This is tortilla, by which I mean Spanish omelette. Potatoes and onion sweated into a sticky mass and then flopped into beaten egg and then cooked at the lowest of heats until the top sort of coheres and then you flip it over and then it’s done. Better the next day. The recipe I use is by Delia. I somehow wish it wasn’t; someone less Spanish it would be hard to find. And yet it works.
We have been meaning to go on holiday. We were thinking of Mallorca, one of the Spanish Balearic islands. It’s apparently nothing like its previously sordid reputation and is actually really beautiful (and cheap if you use Norwegian Airlines and fly on a Saturday). But we didn’t go there. We flirted with Greece; Paxos, the place I visited when all I had was a few bin bags, a single bed sheet and £40. We didn’t go there in the end. Something about scrolling down a screen and picking a place at random was off-putting, as if all these places were somehow the same, Turkey, Toulouse, Lanzerote, Labia. I think by the end we didn’t know if they were countries or cities or what.
And it wouldn’t really have been a holiday, more a kind of fleeing. As if we were train robbers, when we were just waiting for our flat to become available, and needed somewhere to stay in the interim. But we became a bit heady at the idea of Europe because we haven’t had Europe for so many years; the idea of it, where you get on a plane that costs 10p and suddenly you are in Bosnia! Or you get on a train and you’re in Paris, city of dogs. A coach to World War 1! But I really missed going into a travel agent and being put into a trance. It’s not the same unless you’re frothing at the mouth and gently rocking while a lovely lady in a pink pelmet leafs through a catalogue and guides her gilded talon-shaped nails to some facts appertaining to you and your travel needs and then taps away at her keyboard for a while. The holiday always came to about £3,000 all in but it was like meditation. I always left with nothing but a few free magazines and a strange, limp smile on my face.

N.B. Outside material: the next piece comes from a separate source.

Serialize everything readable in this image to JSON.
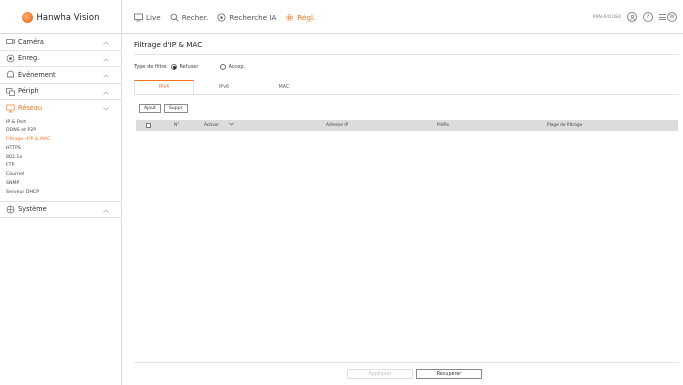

So we didn’t go away. Instead, I decided to photograph conkers against a hessian background and throw away my hideous shoes. I bought a new pair from Clarks shoe shop, which was also a hypnotic experience. In the end I had no idea what I was buying. They’re cream leather with green laces and they look like little crimped pies. “They certainly make a statement!” the assistant said, while I walked up and down. Anyway, I quite like them. And we have just left LA. Maybe we’re not ready for Europe yet. It is autumn here and everyone is going away. We’ve arrived and everyone is going. Mystified by the weather, everyone talks about it, and their colds, which are measly and mainly consist of sneezing. But there are extraordinary changes afoot here, and it’s exciting. There are storms and dangerous fissures in the chalk Downs, the sea is wild but still swimable. There’s a colony of rare kittiwakes nesting in the cliffs at Seaford. On the seafront, some kind Lithuanian fishermen handed us some mackerel, which were a startling, shiny blue with eyes like little buttons. I don’t actually know that they were Lithuanian, because I didn’t ask. It was decided that they were, through some weird process to do with their courtly manners.
I was described as ‘the lady in beige’ today. There I was draped over a plastic chair waiting to have ‘my bloods’ taken by the phlebotomist and it made me inwardly smile. And a kind chef from my favourite cafe Front Room in Seaford gave me my own ramekin of Spanish almonds to go with my egg and chips. His gesture and the plate of food reminded me of the tortilla – a warm feast of piquant, oniony yellows and browns – which feels right for autumn, for rugging up in various shades of beige, for staring out to sea, and for staying put.